Sometimes it is good to take a step back and look at the past. With this thought in mind, I am posting a blog post from when this blog first started. (You know, in case you missed it.) It pretty much sums up my thoughts for today. Yes, I am posting it with all of it’s mistakes, as well. ~ 07/07/15
“Do you know why books such as this are so important? Because they have quality. And what does the word quality mean? To me it means texture. This book has pores”. ~Ray Bradbury
OK, I was sitting in my living room reading the “new” old book the pillars of the earth when I started thinking about a conversation I had with my husband a few days back. He wanted to know if I would like him to order me a Nook. He knows how much I enjoy reading. I sat there for a min or two thinking about what to say. At 1st I was a little upset. I was not upset that he wanted to give me a gift, mind you. NO. I was upset that the gift he wanted to give me was an e-reader or whatever those that are tech-savy call it. I am not as tech-savy as my husband who is up to date on most of the new gadgets.
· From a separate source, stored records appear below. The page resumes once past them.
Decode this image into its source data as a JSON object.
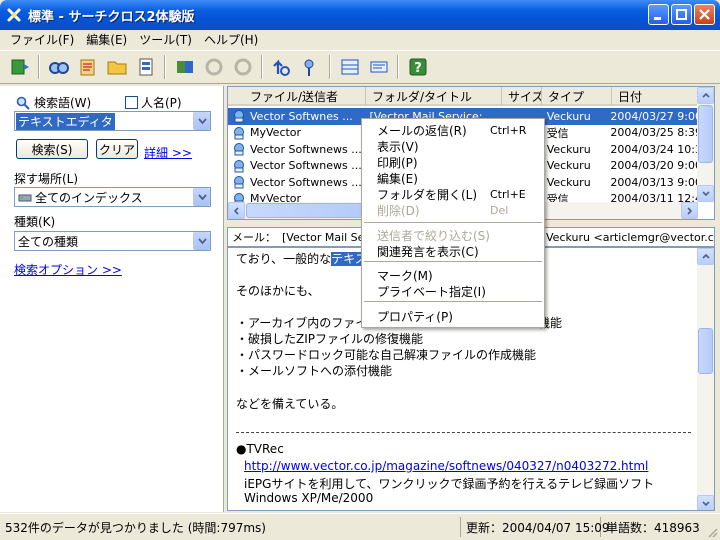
{
  "window": {
    "title": "標準 - サーチクロス2体験版"
  },
  "menu": [
    "ファイル(F)",
    "編集(E)",
    "ツール(T)",
    "ヘルプ(H)"
  ],
  "toolbar": {
    "icons": [
      "refresh-icon",
      "find-icon",
      "index-icon",
      "folder-open-icon",
      "properties-icon",
      "export-icon",
      "filter-icon",
      "filter-off-icon",
      "up-icon",
      "pin-icon",
      "view-pane-icon",
      "view-detail-icon",
      "help-icon"
    ]
  },
  "search": {
    "keyword_label": "検索語(W)",
    "person_label": "人名(P)",
    "keyword_value": "テキストエディタ",
    "search_button": "検索(S)",
    "clear_button": "クリア",
    "detail_link": "詳細 >>",
    "location_label": "探す場所(L)",
    "location_value": "全てのインデックス",
    "type_label": "種類(K)",
    "type_value": "全ての種類",
    "options_link": "検索オプション >>"
  },
  "list": {
    "columns": [
      "ファイル/送信者",
      "フォルダ/タイトル",
      "サイズ",
      "タイプ",
      "日付"
    ],
    "rows": [
      {
        "sender": "Vector Softwnes ...",
        "title": "[Vector Mail Service:",
        "size": "",
        "type": "Veckuru",
        "date": "2004/03/27 9:00",
        "selected": true
      },
      {
        "sender": "MyVector",
        "title": "",
        "size": "",
        "type": "受信",
        "date": "2004/03/25 8:39",
        "selected": false
      },
      {
        "sender": "Vector Softwnews ...",
        "title": "",
        "size": "",
        "type": "Veckuru",
        "date": "2004/03/24 10:3",
        "selected": false
      },
      {
        "sender": "Vector Softwnews ...",
        "title": "",
        "size": "",
        "type": "Veckuru",
        "date": "2004/03/20 9:00",
        "selected": false
      },
      {
        "sender": "Vector Softwnews ...",
        "title": "",
        "size": "",
        "type": "Veckuru",
        "date": "2004/03/13 9:00",
        "selected": false
      },
      {
        "sender": "MyVector",
        "title": "",
        "size": "",
        "type": "受信",
        "date": "2004/03/11 12:4",
        "selected": false
      }
    ]
  },
  "mail": {
    "header_label": "メール：",
    "header_subject": "[Vector Mail Serv",
    "header_from": "Veckuru <articlemgr@vector.co.jp"
  },
  "body": {
    "line1_pre": "ており、一般的な",
    "line1_hl": "テキスト",
    "line2": "そのほかにも、",
    "bullets": [
      "・アーカイブ内のファイル",
      "・破損したZIPファイルの修復機能",
      "・パスワードロック可能な自己解凍ファイルの作成機能",
      "・メールソフトへの添付機能"
    ],
    "bullet1_tail": "機能",
    "closing": "などを備えている。",
    "section_title": "●TVRec",
    "section_link": "http://www.vector.co.jp/magazine/softnews/040327/n0403272.html",
    "section_desc": "iEPGサイトを利用して、ワンクリックで録画予約を行えるテレビ録画ソフト",
    "section_os": "Windows XP/Me/2000"
  },
  "context_menu": {
    "items": [
      {
        "label": "メールの返信(R)",
        "shortcut": "Ctrl+R",
        "disabled": false
      },
      {
        "label": "表示(V)",
        "shortcut": "",
        "disabled": false
      },
      {
        "label": "印刷(P)",
        "shortcut": "",
        "disabled": false
      },
      {
        "label": "編集(E)",
        "shortcut": "",
        "disabled": false
      },
      {
        "label": "フォルダを開く(L)",
        "shortcut": "Ctrl+E",
        "disabled": false
      },
      {
        "label": "削除(D)",
        "shortcut": "Del",
        "disabled": true
      },
      {
        "label": "送信者で絞り込む(S)",
        "shortcut": "",
        "disabled": true
      },
      {
        "label": "関連発言を表示(C)",
        "shortcut": "",
        "disabled": false
      },
      {
        "label": "マーク(M)",
        "shortcut": "",
        "disabled": false
      },
      {
        "label": "プライベート指定(I)",
        "shortcut": "",
        "disabled": false
      },
      {
        "label": "プロパティ(P)",
        "shortcut": "",
        "disabled": false
      }
    ]
  },
  "status": {
    "found": "532件のデータが見つかりました (時間:797ms)",
    "updated": "更新：2004/04/07 15:09",
    "words": "単語数：418963"
  }
}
You see, he works with computers all day long. He keeps up on stuff like that.
I know what you are thinking. “Why would you be upset with your husband for that?” you ask. Well the answer is simple for me. I enjoy the smell of the paper, glue, ink and binding that comes from a new book. I love the musty smell of an old book that I find in used book stores. I enjoy the feel of the book in my hands, the weight of it. Whenever I get a new book, it feels like christmas! Using a e-reader somehow feels like cheating to me. Stealing. When you use the reader you are buying the author’s work for less than what you would pay for the real thing. I believe in paying people for their work. thanks why I don’t flinch when I shell out 20 bucks or so for a new Stephen King book. I believe it is worth that for a chance to read his craft on paper
The other questions that I have regarding e-books is this. Where will all the books go? Once we have shifted over the line from tangible things to the open space of the internet, what happens? Will only collectors be able to buy real books? Will the price of paper books continue to go up so that mainstream people like you and me will be unable to afford them. What will happen if there is some kind of disaster that the web goes down? Or another World war? Where will our history be? How will others know that we even existed if all of our records are kept in the wide space of the internet?
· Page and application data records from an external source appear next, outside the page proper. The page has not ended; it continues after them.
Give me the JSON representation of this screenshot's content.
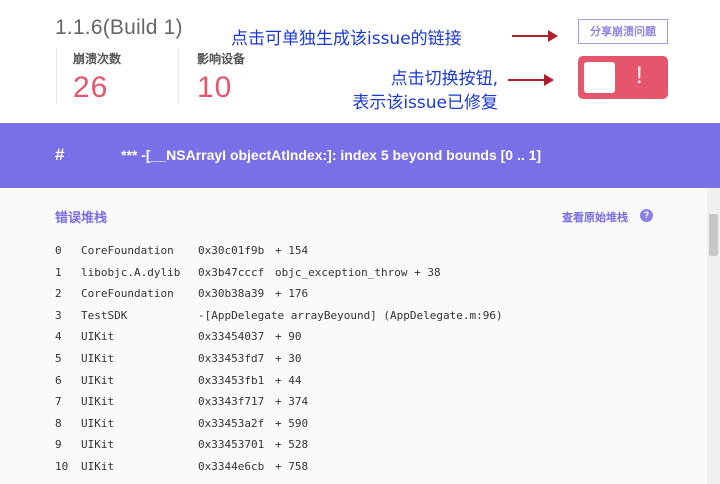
{
  "header": {
    "version": "1.1.6(Build 1)",
    "crash_count_label": "崩溃次数",
    "crash_count_value": "26",
    "devices_label": "影响设备",
    "devices_value": "10",
    "share_button": "分享崩溃问题",
    "toggle_mark": "!"
  },
  "annotations": {
    "share_note": "点击可单独生成该issue的链接",
    "toggle_note_line1": "点击切换按钮,",
    "toggle_note_line2": "表示该issue已修复"
  },
  "issue": {
    "hash": "#",
    "message": "*** -[__NSArrayI objectAtIndex:]: index 5 beyond bounds [0 .. 1]"
  },
  "stack": {
    "title": "错误堆栈",
    "view_raw": "查看原始堆栈",
    "help_icon": "?",
    "frames": [
      {
        "idx": "0",
        "lib": "CoreFoundation",
        "addr": "0x30c01f9b",
        "off": "+ 154"
      },
      {
        "idx": "1",
        "lib": "libobjc.A.dylib",
        "addr": "0x3b47cccf",
        "off": "objc_exception_throw + 38"
      },
      {
        "idx": "2",
        "lib": "CoreFoundation",
        "addr": "0x30b38a39",
        "off": "+ 176"
      },
      {
        "idx": "3",
        "lib": "TestSDK",
        "addr": "-[AppDelegate arrayBeyound] (AppDelegate.m:96)",
        "off": ""
      },
      {
        "idx": "4",
        "lib": "UIKit",
        "addr": "0x33454037",
        "off": "+ 90"
      },
      {
        "idx": "5",
        "lib": "UIKit",
        "addr": "0x33453fd7",
        "off": "+ 30"
      },
      {
        "idx": "6",
        "lib": "UIKit",
        "addr": "0x33453fb1",
        "off": "+ 44"
      },
      {
        "idx": "7",
        "lib": "UIKit",
        "addr": "0x3343f717",
        "off": "+ 374"
      },
      {
        "idx": "8",
        "lib": "UIKit",
        "addr": "0x33453a2f",
        "off": "+ 590"
      },
      {
        "idx": "9",
        "lib": "UIKit",
        "addr": "0x33453701",
        "off": "+ 528"
      },
      {
        "idx": "10",
        "lib": "UIKit",
        "addr": "0x3344e6cb",
        "off": "+ 758"
      }
    ]
  },
  "colors": {
    "accent": "#7a6fe6",
    "danger": "#e5556b",
    "annotation_text": "#1a3ad6",
    "annotation_arrow": "#b0202a"
  }
}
Now I am not knocking the internet. I mean if it weren’t for the internet, I would not be writing this blog for you today. But the effort of writing and reading on paper will eventually fade away. We are already a “throw away society”. We throw away more trash than any other country, except maybe china. Are we now throwing away books just because we can. It reminds me of the quote from Jurassic Park by Dr. Ian Malcolm:
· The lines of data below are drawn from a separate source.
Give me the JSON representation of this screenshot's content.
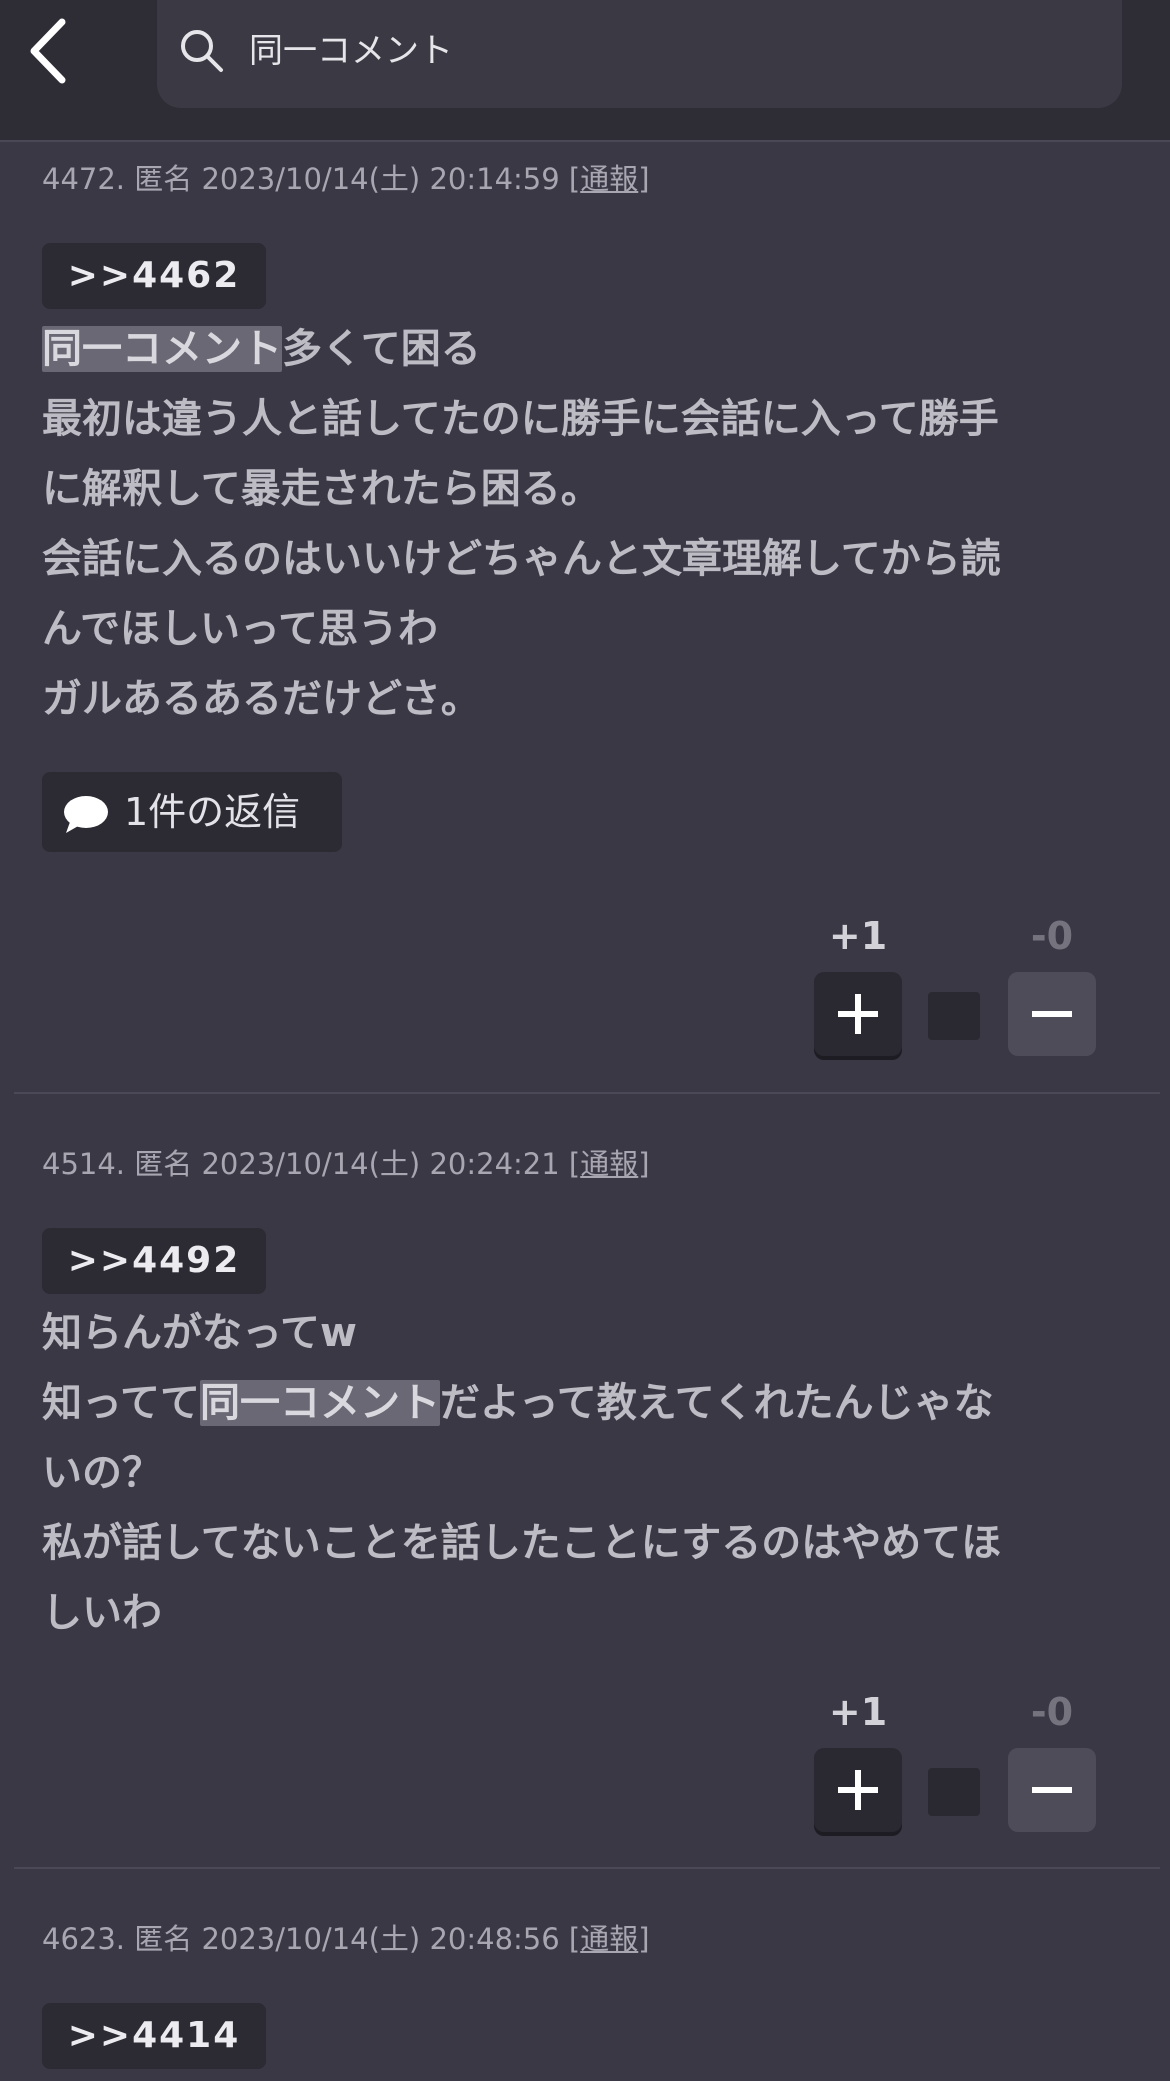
{
  "search": {
    "query": "同一コメント"
  },
  "posts": [
    {
      "meta_prefix": "4472. 匿名 2023/10/14(土) 20:14:59 [",
      "report": "通報",
      "meta_suffix": "]",
      "anchor": ">>4462",
      "lines": [
        [
          "",
          "同一コメント",
          "多くて困る"
        ],
        "最初は違う人と話してたのに勝手に会話に入って勝手",
        "に解釈して暴走されたら困る。",
        "会話に入るのはいいけどちゃんと文章理解してから読",
        "んでほしいって思うわ",
        "ガルあるあるだけどさ。"
      ],
      "reply_label": "1件の返信",
      "plus": "+1",
      "minus": "-0"
    },
    {
      "meta_prefix": "4514. 匿名 2023/10/14(土) 20:24:21 [",
      "report": "通報",
      "meta_suffix": "]",
      "anchor": ">>4492",
      "lines": [
        "知らんがなってw",
        [
          "知ってて",
          "同一コメント",
          "だよって教えてくれたんじゃな"
        ],
        "いの？",
        "私が話してないことを話したことにするのはやめてほ",
        "しいわ"
      ],
      "plus": "+1",
      "minus": "-0"
    },
    {
      "meta_prefix": "4623. 匿名 2023/10/14(土) 20:48:56 [",
      "report": "通報",
      "meta_suffix": "]",
      "anchor": ">>4414"
    }
  ]
}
Yeah, but your scientists were so preoccupied with whether or not they could, they didn’t stop to think if they should.
This also lead me to think about the book by Ray Bradbury Fahrenheit 451. The book is about Guy Montag, a fireman, in the future. Who burns books instead of putting out fires. The characters in Mr. Bradbury’s book drive too fast, watch a butt load of TV on large wall sized screens, don’t have meaningful conversations with each other and don’t like nature. (sound familiar?) In the book, Guy, is shocked to find an old women with a lot of banned books who preferred to die by burning to death, than give up her books. (I can see that happening to me.) Guy eventually rebels at this society he has help create and finds himself in a heap of trouble over it. He leaves all that he knows and hooks up with a group of rebels called “The book people”. They move on and search the city for survivors and try to build a new civilization. Mr. Bradbury’s book written in 1950 parallels our society as we are now. It is almost as if he is warning us of our future if we don’t stop to ask the question “if we should”.
So, dear readers, I will keep my books. I will hoard them away for a rainy day. I will store them close. I will keep them dear. I will burn for them.
It’s perpetual motion; the thing man wanted to invent but never did. . . . It’s a mystery. . . . Its real beauty is that it destroys responsibility and consequences . . . clean, quick, sure; nothing to rot later. Antibiotic, aesthetic, practical
Until next time,
Follow your dreams,